According to a National Mental Health Survey of India 2015-16, conducted by the National Institute of Mental Health and Neurosciences (NIMHANS), common mental disorders including depression, anxiety disorders and substance use disorders affect nearly 10% of the population, with 1 in 20 people in India suffering from depression. The survey reported a huge treatment gap, a problem that is spread far and wide across urban and rural parts of the country.

On 10th of October, trustees of the foundation, Anna Chandy, Dr. Shyam Bhat and Nina Nair, along with its founder, Deepika Padukone, made a visit to a community health project centre in Devangere, Karnataka. The project, started by The Association of People with Disability (APD) in 2010, got a much-needed boost after partnering with TLLLF 2 years ago, helping them reach 819 people suffering from mental illnesses and spreading its program to 6 Taluks, making a difference at a larger scale.
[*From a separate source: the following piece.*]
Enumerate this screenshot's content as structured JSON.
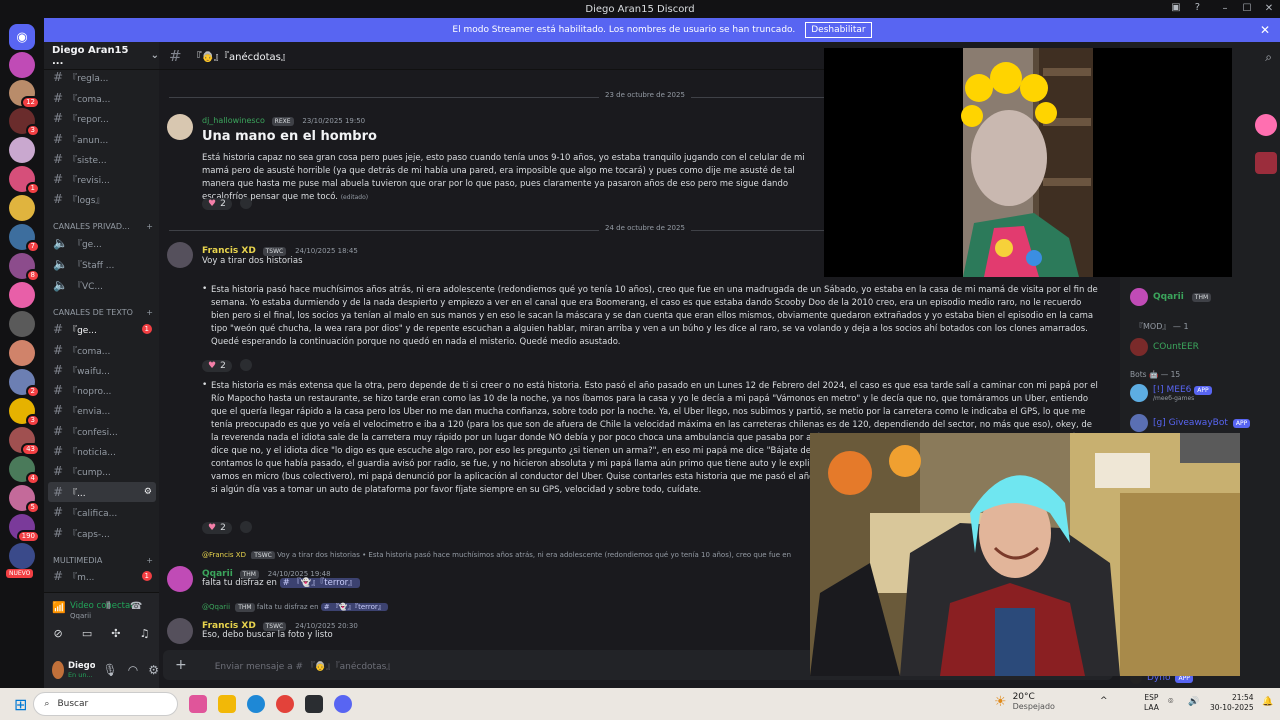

During the visit, the TLLLF team met patients and their families to gain insights into the program’s effectiveness and impact. Basavaraja, a beneficiary of the program, spoke about the issues he faced because of his illness. He shared how people used to call him mad and would threaten to beat him up. Other patients expressed their difficulty in getting access to medical aid for which they had to travel to the next biggest city, Shivmoga which is about 2 hours away from Davangere. A marked difference from when TLLLF joined the project two years ago was the level of openness and awareness present amongst the villagers. Individuals and families were more expressive about their issues and challenges leading to a more evolved and helpful conversation.

The process of de-stigmatizing mental illnesses in a community and providing treatment to those who are suffering requires a strong nexus of partners to make progress in a holistic manner. Initially, getting different stakeholders together was difficult because of the lack of awareness and resources in the field of mental healthcare. But the project found its footing once it established a network of support from NIMHANS doctors who treated the patients at health camps, Primary Healthcare Centre doctors and the ASHA workers. On their visit, the TLLLF team along with APD and the project partners discussed the impact that was made by the program. Were beneficiaries able to access the free psychiatric drugs? Did the program help in reducing the distance patients had to travel to get treatment? During these discussions, the TLLLF team observed that even amongst the partners, there was an increased sense of support and responsiveness towards mental health aid.

The next leg of the visit took the TLLLF team to the village of Bilichodu where they met a support group that included 15 patients and caregivers. Ujjala Padukone, Deepika Padukone’s mother, being a caregiver herself, was also present in the discussion to share her experiences with the group and encouraged others to share their stories and concerns about their family members. While the discussion revolved around the importance of opening up and seeking help, the team brought about a forward-looking attitude within the group by discussing future possibilities in employment and livelihood options available for the patients.

As the TLLLF team honoured World Mental Health day, 2017 by visiting families, engaging with support groups and reviewing the successes and the challenges in rural mental healthcare, they noticed how the conversation, that was once difficult to start, now had characteristics of support, openness and a positive outlook towards the future. To continue this momentum, the organisation charted out the next steps that will further enrich the dialogue surrounding mental health, in both urban and rural areas. The steps include increasing research on mental health, enhancing the role of social media to drive awareness and decrease stigma and expanding their current programs. To know more, see here.

This article was produced by the Scroll marketing team on behalf of The Live Love Laugh Foundation and not by the Scroll editorial team.